An Objective Theory of Probability

Front Cover
Routledge, Mar 1, 2012 - Mathematics - 250 pages
0 Reviews

This reissue of D. A. Gillies highly influential work, first published in 1973, is a philosophical theory of probability which seeks to develop von Mises' views on the subject. In agreement with von Mises, the author regards probability theory as a mathematical science like mechanics or electrodynamics, and probability as an objective, measurable concept like force, mass or charge. On the other hand, Dr Gillies rejects von Mises' definition of probability in terms of limiting frequency and claims that probability should be taken as a primitive or undefined term in accordance with modern axiomatic approaches.
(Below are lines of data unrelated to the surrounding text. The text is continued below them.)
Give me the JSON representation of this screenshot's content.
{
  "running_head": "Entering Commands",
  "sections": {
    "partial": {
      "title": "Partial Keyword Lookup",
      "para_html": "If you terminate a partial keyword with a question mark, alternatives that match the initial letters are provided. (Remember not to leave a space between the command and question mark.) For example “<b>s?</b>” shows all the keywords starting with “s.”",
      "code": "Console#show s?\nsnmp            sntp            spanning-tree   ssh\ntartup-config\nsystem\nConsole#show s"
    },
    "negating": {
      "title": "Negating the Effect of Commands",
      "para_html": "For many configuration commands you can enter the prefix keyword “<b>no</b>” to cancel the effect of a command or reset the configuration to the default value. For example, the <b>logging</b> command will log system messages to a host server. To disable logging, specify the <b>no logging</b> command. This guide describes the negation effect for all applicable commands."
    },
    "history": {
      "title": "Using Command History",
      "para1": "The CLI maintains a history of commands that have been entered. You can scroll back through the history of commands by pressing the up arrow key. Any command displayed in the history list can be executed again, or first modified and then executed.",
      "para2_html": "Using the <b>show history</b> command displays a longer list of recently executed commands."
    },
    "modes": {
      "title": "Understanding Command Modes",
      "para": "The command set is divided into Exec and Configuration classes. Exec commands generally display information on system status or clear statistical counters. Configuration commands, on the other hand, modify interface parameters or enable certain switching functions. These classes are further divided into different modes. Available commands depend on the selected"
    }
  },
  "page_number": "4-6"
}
This of course raises the problem of how the abstract calculus of probability should be connected with the 'actual world of experiments'. It is suggested that this link should be established, not by a definition of probability, but by an application of Popper's concept of falsifiability. In addition to formulating his own interesting theory, Dr Gillies gives a detailed criticism of the generally accepted Neyman Pearson theory of testing, as well as of alternative philosophical approaches to probability theory. The reissue will be of interest both to philosophers with no previous knowledge of probability theory and to mathematicians interested in the foundations of probability theory and statistics.

 

What people are saying - Write a review

We haven't found any reviews in the usual places.
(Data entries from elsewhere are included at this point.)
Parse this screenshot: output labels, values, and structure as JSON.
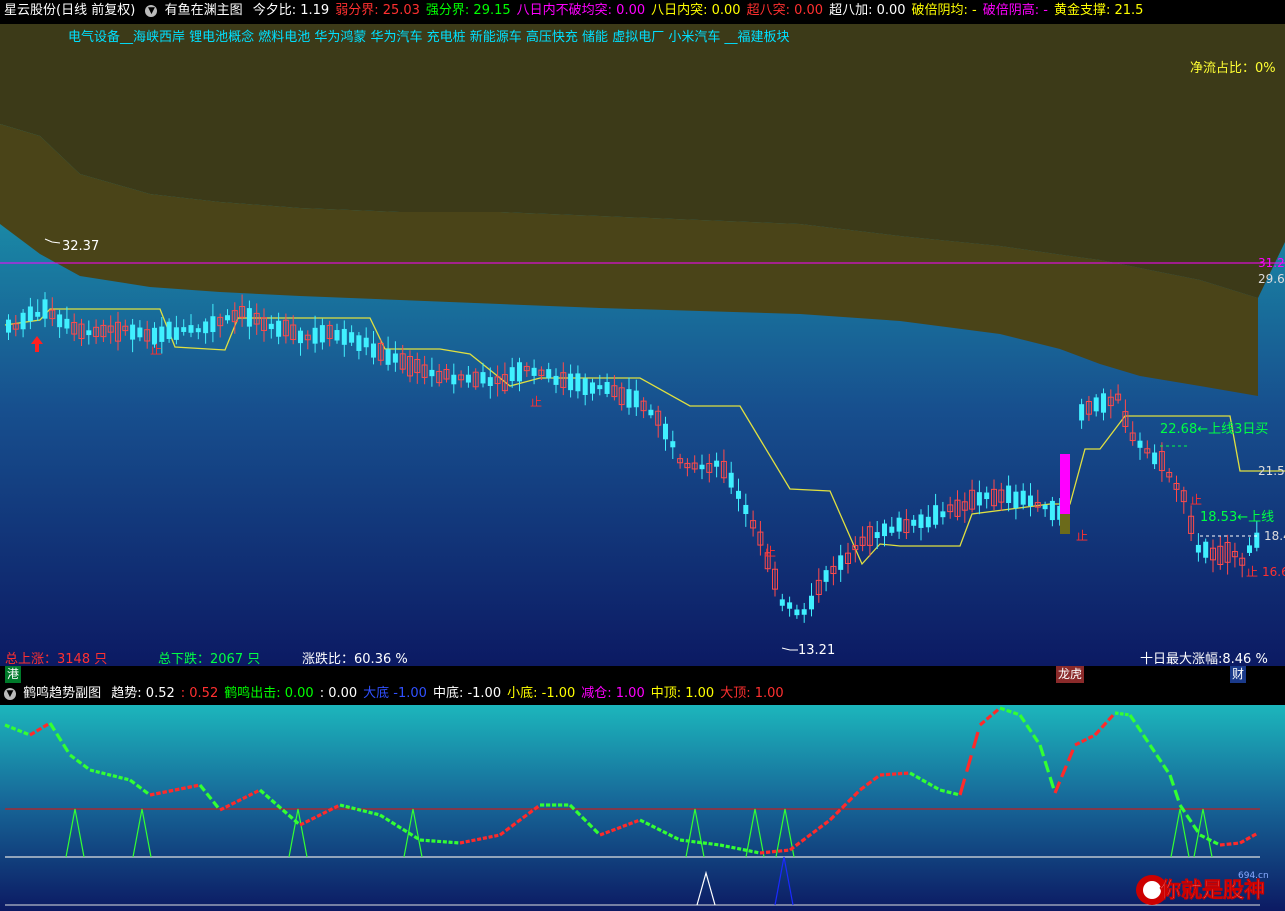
{
  "header": {
    "stock_title": "星云股份(日线 前复权)",
    "indicator_name": "有鱼在渊主图",
    "items": [
      {
        "label": "今夕比:",
        "value": "1.19",
        "color": "#ffffff"
      },
      {
        "label": "弱分界:",
        "value": "25.03",
        "color": "#ff3030"
      },
      {
        "label": "强分界:",
        "value": "29.15",
        "color": "#00ff00"
      },
      {
        "label": "八日内不破均突:",
        "value": "0.00",
        "color": "#ff00ff"
      },
      {
        "label": "八日内突:",
        "value": "0.00",
        "color": "#ffff00"
      },
      {
        "label": "超八突:",
        "value": "0.00",
        "color": "#ff3030"
      },
      {
        "label": "超八加:",
        "value": "0.00",
        "color": "#ffffff"
      },
      {
        "label": "破倍阴均:",
        "value": "-",
        "color": "#ffff00"
      },
      {
        "label": "破倍阴高:",
        "value": "-",
        "color": "#ff00ff"
      },
      {
        "label": "黄金支撑:",
        "value": "21.5",
        "color": "#ffff00"
      }
    ]
  },
  "main_chart": {
    "concepts": "电气设备__海峡西岸 锂电池概念 燃料电池 华为鸿蒙 华为汽车 充电桩 新能源车 高压快充 储能 虚拟电厂 小米汽车 __福建板块",
    "net_flow_ratio": "净流占比：0%",
    "high_label": "32.37",
    "low_label": "13.21",
    "price_labels": [
      "31.2",
      "29.6",
      "21.5",
      "18.4",
      "16.6"
    ],
    "signal_labels": [
      {
        "text": "22.68←上线3日买",
        "color": "#00ff44"
      },
      {
        "text": "18.53←上线",
        "color": "#00ff44"
      }
    ],
    "stop_label": "止",
    "stats": {
      "up_label": "总上涨：",
      "up_value": "3148 只",
      "down_label": "总下跌：",
      "down_value": "2067 只",
      "ratio_label": "涨跌比：",
      "ratio_value": "60.36 %",
      "max_gain": "十日最大涨幅:8.46 %"
    }
  },
  "events": [
    {
      "text": "港",
      "bg": "#007a2a"
    },
    {
      "text": "龙虎",
      "bg": "#8a2a2a"
    },
    {
      "text": "财",
      "bg": "#1a3a8a"
    }
  ],
  "sub_header": {
    "indicator_name": "鹤鸣趋势副图",
    "items": [
      {
        "label": "趋势:",
        "value": "0.52",
        "color": "#ffffff"
      },
      {
        "label": ":",
        "value": "0.52",
        "color": "#ff3030"
      },
      {
        "label": "鹤鸣出击:",
        "value": "0.00",
        "color": "#00ff00"
      },
      {
        "label": ":",
        "value": "0.00",
        "color": "#ffffff"
      },
      {
        "label": "大底",
        "value": "-1.00",
        "color": "#3050ff"
      },
      {
        "label": "中底:",
        "value": "-1.00",
        "color": "#ffffff"
      },
      {
        "label": "小底:",
        "value": "-1.00",
        "color": "#ffff00"
      },
      {
        "label": "减仓:",
        "value": "1.00",
        "color": "#ff00ff"
      },
      {
        "label": "中顶:",
        "value": "1.00",
        "color": "#ffff00"
      },
      {
        "label": "大顶:",
        "value": "1.00",
        "color": "#ff3030"
      }
    ]
  },
  "watermark": {
    "text": "你就是股神",
    "url": "694.cn"
  }
}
Contents

Introduction
1
THE SPECIAL SCIENCES IN GENERAL
35
THE AXIOMATIC SUPERSTRUCTURE
75
A FALSIFYING RULE FOR PROBABILITY STATEMENTS
159
Explanation of Technical Terminology
227
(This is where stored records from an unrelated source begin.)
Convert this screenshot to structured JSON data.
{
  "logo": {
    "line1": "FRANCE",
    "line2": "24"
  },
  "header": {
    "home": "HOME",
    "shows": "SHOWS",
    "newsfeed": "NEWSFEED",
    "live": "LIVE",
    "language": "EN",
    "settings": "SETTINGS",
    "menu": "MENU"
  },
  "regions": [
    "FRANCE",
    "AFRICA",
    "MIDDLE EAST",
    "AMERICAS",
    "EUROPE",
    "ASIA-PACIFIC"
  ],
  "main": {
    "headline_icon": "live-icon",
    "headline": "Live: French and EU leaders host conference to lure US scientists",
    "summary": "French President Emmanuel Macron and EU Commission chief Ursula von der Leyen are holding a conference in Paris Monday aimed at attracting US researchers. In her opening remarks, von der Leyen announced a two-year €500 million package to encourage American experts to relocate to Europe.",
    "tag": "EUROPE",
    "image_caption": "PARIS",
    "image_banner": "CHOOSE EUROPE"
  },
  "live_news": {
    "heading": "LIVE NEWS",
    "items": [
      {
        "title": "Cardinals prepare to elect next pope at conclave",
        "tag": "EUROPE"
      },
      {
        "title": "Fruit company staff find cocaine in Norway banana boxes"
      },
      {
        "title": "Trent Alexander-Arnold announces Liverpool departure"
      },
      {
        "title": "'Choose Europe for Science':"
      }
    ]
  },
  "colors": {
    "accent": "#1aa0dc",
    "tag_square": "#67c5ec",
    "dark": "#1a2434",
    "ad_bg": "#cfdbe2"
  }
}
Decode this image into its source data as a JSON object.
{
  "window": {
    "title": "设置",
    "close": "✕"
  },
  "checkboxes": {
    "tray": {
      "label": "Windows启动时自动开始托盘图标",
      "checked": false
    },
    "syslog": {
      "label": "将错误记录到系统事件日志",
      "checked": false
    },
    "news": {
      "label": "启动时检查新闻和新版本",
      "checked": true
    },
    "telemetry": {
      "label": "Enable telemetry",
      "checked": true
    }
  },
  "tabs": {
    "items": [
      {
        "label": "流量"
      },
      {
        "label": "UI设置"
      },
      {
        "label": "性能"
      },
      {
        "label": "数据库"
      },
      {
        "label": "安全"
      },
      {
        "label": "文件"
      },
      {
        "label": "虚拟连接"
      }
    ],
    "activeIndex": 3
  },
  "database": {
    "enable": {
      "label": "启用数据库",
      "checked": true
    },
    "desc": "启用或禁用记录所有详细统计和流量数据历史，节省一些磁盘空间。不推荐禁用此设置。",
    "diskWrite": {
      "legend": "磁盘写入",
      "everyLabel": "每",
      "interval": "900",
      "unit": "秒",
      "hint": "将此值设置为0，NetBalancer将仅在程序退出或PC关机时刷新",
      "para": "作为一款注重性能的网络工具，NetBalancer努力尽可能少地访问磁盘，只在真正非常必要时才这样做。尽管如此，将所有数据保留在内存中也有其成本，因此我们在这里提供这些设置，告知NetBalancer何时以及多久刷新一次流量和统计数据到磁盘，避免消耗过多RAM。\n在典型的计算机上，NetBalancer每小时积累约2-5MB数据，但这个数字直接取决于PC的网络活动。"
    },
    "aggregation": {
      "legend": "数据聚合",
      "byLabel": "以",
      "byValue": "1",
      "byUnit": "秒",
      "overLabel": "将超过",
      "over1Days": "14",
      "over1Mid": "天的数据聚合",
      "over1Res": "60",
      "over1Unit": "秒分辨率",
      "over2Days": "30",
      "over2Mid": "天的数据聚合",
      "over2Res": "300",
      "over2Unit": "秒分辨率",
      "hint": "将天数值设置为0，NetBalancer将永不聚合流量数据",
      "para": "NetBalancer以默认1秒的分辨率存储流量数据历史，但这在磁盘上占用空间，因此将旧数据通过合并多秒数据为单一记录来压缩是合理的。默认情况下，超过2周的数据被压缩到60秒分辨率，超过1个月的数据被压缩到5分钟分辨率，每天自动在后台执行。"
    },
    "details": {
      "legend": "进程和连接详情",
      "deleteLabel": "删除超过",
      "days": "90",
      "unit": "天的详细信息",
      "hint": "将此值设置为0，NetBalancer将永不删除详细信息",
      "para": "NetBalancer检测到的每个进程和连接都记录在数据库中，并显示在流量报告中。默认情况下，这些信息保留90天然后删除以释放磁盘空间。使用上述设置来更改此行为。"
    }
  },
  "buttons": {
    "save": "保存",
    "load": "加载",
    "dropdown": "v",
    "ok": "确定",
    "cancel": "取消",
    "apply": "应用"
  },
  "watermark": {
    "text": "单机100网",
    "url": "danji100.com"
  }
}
Other editions - View all

Common terms and phrases

Bibliographic information